## Problem to work on
Return all lines in the data where the string "selected" can be found.
------------------------------
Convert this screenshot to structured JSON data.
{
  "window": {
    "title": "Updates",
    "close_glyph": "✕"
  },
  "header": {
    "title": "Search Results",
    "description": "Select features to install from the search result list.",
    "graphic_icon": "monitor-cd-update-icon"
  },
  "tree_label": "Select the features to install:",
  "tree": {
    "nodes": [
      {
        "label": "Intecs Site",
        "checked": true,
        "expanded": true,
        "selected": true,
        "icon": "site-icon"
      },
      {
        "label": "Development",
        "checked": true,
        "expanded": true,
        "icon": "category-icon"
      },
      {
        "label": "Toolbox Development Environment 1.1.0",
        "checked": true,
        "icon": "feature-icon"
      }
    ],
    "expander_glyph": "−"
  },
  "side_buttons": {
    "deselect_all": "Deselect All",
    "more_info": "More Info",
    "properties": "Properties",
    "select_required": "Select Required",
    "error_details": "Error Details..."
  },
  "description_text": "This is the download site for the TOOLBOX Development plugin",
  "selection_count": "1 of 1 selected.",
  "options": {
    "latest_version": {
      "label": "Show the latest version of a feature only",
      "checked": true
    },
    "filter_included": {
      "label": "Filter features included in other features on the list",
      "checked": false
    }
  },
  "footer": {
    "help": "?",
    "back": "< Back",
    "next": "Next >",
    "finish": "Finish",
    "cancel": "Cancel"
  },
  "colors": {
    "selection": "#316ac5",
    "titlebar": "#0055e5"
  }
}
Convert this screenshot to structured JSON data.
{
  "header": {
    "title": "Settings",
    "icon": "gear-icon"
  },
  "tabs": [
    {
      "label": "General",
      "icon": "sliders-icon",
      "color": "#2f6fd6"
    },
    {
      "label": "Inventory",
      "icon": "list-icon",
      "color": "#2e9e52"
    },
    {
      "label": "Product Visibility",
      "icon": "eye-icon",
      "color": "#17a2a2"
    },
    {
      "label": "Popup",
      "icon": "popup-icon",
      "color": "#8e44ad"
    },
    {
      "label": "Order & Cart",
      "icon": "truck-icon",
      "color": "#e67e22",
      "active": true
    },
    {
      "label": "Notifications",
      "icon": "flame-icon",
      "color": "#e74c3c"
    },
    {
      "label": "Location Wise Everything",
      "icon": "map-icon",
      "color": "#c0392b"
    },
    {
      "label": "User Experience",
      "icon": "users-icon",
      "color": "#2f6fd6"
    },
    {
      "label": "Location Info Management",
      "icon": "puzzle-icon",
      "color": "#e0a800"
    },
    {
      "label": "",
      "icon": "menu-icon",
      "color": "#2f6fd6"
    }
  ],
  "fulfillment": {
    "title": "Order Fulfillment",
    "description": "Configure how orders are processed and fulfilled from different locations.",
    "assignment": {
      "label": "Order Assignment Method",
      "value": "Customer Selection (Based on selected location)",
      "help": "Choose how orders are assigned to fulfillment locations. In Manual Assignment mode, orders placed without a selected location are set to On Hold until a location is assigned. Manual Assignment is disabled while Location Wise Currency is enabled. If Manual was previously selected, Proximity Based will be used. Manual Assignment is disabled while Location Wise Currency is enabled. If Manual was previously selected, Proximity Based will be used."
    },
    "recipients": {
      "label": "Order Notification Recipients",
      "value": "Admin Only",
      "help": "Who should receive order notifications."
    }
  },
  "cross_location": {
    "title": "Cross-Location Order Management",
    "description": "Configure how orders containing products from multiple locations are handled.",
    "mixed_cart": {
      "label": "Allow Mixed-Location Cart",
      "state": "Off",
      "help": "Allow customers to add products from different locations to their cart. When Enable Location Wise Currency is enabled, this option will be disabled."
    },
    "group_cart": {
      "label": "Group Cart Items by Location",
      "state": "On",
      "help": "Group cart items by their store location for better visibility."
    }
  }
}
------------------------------
## Solution for this problem
        "selected": true,
  "selection_count": "1 of 1 selected.",
      "value": "Customer Selection (Based on selected location)",
      "help": "Choose how orders are assigned to fulfillment locations. In Manual Assignment mode, orders placed without a selected location are set to On Hold until a location is assigned. Manual Assignment is disabled while Location Wise Currency is enabled. If Manual was previously selected, Proximity Based will be used. Manual Assignment is disabled while Location Wise Currency is enabled. If Manual was previously selected, Proximity Based will be used."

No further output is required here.